You have puppets. You have a stage. You have an audience. What you don’t have is time, or enough staff to present puppet shows. Or perhaps you have the time and the staff, but you are looking for an activity to attract teens to your library.
Anyone who has worked with teens knows that teens prefer to do programs, not just attend them. A puppetry troupe provides a hands-on program for teens that offers many attractive options: for the teen, it is something to do–especially when they are pre-driving and pre-job age. Volunteering adds luster to college applications, and credibility to job applications in the future. Teens can use their creative skills in a positive way, get community recognition, and get to play too! Even though they’re older, they still have enough child in them to enjoy the opportunity to make things, and creating sets, puppets and props is a great outlet for that drive.
For the library, a puppetry troupe offers an expanded programming opportunity. Teens that might never darken your door are often attracted to the puppets, and your troupe members will drag their friends in too. Parents have to bring their teens to the practices, and often stay to check out books and browse. Younger siblings can’t wait for their chance to be in the troupe, and the community loves to come to shows staged by their children, relatives or neighbors. It’s a win-win for all.
How do you start? First, you will want to establish who is in charge of the group. Pick someone who is enthusiastic about the project and who enjoys working with teens. Assigning it to a staff member who is reluctant and/or uncomfortable with teens is a sure path to failure.
Decide on the ages you are willing to work with. I found that children 12 and up were ideal, and occasionally even an 11-year-old was mature enough for the troupe. Younger children require more supervision from staff, which is a factor to consider. If your library is on two levels, as mine was, it means a staff member must be in the vicinity of practices because it is not wise to leave the group unsupervised. Some groups require more supervision regardless of age–each group varies, and you will need to work with them for a while to get a good sense of what your level of involvement needs to be.
Determine some ground rules. This is important. Members and their parents need to understand that this is a commitment and that practices can’t be skipped because someone wants to go to the mall. When a teens signs up to do a show, they commit to attending all practices and being present and on time on show day. If this sounds like the voice of experience, it is!
Decide how many shows you want to have, and what level of complexity you envision for your shows. We kept our shows relatively simple, although as time went on the troupe began to branch out, even spending one summer doing only shadow puppetry.
Develop a training plan. You may want to hire someone to come in and train your troupe, or you may be experienced enough to do the training yourself. Plan to have several sessions. The teens will want to get behind the stage immediately, of course, and that can be built into training sessions, but there is also a lot of work to be done teaching proper puppet manipulation. Make time for fun and leave time for practice.
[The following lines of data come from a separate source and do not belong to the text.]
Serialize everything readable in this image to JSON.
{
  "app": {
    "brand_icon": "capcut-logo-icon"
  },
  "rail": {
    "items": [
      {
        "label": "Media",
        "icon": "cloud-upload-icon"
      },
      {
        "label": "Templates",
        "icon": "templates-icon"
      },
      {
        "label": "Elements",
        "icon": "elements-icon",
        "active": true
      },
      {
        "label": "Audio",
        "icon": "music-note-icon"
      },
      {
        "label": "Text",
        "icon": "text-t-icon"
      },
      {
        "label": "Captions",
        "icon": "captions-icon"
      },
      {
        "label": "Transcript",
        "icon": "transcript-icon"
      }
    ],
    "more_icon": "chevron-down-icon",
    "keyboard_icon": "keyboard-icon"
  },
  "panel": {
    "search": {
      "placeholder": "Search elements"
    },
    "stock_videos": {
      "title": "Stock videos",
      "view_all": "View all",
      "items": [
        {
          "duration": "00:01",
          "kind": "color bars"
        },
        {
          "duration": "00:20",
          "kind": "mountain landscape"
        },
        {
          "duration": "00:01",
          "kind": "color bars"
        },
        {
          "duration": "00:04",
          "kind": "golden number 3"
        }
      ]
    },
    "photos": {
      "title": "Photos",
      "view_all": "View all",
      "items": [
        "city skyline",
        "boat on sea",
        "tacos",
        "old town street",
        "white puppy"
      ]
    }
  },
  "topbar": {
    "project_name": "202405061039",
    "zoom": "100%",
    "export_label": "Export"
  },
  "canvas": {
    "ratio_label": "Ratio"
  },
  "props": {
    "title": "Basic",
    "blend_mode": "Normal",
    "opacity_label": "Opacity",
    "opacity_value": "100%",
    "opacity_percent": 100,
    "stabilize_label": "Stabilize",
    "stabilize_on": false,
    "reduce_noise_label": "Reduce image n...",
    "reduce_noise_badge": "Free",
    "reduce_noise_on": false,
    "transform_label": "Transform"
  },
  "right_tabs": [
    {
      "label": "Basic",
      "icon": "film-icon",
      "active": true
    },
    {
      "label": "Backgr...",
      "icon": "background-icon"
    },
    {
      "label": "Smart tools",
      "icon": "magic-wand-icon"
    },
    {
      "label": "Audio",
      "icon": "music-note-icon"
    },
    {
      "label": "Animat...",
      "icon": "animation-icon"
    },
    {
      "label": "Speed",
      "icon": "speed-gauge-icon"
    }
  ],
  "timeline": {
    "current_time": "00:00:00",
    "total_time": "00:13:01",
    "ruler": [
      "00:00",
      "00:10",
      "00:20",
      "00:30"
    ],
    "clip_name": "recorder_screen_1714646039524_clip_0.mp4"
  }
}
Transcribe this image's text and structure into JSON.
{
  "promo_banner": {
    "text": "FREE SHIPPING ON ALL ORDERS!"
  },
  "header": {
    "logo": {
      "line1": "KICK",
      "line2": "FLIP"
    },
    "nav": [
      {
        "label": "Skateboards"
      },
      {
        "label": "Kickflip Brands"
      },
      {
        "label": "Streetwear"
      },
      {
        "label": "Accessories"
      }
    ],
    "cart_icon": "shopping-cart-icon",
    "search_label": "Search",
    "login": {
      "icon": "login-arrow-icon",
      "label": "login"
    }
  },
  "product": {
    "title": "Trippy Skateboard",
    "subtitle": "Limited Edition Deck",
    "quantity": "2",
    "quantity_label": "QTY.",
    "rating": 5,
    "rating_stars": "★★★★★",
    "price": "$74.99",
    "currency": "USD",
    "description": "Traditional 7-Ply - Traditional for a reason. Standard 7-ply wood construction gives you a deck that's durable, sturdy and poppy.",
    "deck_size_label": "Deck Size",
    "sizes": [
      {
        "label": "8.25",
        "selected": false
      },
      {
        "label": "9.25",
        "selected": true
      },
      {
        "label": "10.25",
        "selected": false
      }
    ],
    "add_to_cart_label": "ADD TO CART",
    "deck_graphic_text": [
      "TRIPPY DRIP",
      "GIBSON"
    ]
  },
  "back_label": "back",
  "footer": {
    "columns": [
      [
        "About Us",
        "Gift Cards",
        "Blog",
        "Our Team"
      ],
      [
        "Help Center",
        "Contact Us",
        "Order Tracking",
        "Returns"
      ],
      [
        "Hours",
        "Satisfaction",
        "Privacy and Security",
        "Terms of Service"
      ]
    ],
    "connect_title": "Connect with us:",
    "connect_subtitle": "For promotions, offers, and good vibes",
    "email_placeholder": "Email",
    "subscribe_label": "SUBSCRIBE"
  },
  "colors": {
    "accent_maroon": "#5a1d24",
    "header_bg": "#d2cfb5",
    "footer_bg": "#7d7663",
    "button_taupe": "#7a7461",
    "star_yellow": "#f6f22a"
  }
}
Determine how many puppeteers your need. We ended up having three troupes of 5 members each at one time, when the program was at its height. Each troupe practiced and presented a different show. It was a lot to manage, but worthwhile. You may decide that one troupe is enough; in any case, allow for one or two backups because anything can and will happen. It’s good to have someone besides yourself ready to step in if needed.
Put out some publicity to attract teens to sign up. My first troupe was almost entirely made up of members of our teen volunteers who worked during the summer. After the initial start-up, membership was easily maintained because children attending the shows could not wait to become troupe members!
Hold an informational meeting for potential members and parents. Go over the ground rules, explain our vision for the troupe, get them excited but also make sure they understand what they’re getting into. Have them sign a membership agreement. Your library might require some kind of liability waiver too.
Next step: schedule a practice and get started!